• **The problem**
Go through the data and count each line that has the string "this". Give that count alone.

• **Working data**

-- Opening Marker --

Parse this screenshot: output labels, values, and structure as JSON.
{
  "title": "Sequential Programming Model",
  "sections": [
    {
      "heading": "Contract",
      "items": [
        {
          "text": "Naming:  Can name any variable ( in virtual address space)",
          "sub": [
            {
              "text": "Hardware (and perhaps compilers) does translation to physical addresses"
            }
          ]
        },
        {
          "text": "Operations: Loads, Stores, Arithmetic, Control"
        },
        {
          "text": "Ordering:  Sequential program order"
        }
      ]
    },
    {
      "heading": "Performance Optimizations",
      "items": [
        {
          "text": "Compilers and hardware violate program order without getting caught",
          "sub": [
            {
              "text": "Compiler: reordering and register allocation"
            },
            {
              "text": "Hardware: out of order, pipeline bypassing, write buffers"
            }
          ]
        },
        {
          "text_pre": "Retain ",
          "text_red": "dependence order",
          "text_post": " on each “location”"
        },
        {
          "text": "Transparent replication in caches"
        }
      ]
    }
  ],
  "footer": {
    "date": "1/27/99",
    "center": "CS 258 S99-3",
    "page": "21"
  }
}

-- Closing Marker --
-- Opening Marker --

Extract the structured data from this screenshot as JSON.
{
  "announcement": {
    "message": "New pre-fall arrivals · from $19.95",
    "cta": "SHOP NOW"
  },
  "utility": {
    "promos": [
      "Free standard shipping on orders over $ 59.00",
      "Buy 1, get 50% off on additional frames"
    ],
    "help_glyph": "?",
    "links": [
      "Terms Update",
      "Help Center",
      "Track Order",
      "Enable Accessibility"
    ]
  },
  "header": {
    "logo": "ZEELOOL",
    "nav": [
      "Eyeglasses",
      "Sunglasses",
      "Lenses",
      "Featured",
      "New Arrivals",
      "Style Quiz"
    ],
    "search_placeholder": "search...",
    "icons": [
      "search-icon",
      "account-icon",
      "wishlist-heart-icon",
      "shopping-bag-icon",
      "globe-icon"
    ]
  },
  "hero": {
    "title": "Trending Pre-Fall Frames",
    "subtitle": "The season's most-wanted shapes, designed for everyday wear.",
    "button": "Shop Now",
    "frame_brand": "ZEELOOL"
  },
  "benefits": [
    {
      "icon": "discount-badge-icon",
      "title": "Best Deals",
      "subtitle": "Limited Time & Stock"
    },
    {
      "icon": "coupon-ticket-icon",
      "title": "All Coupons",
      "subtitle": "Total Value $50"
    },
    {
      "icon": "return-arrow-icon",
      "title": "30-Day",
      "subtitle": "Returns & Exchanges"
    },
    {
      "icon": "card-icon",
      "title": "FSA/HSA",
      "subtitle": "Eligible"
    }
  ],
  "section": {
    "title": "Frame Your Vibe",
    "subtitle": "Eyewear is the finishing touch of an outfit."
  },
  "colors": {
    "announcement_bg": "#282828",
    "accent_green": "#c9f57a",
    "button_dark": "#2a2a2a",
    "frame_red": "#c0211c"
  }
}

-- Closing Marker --

• **Written solution**
2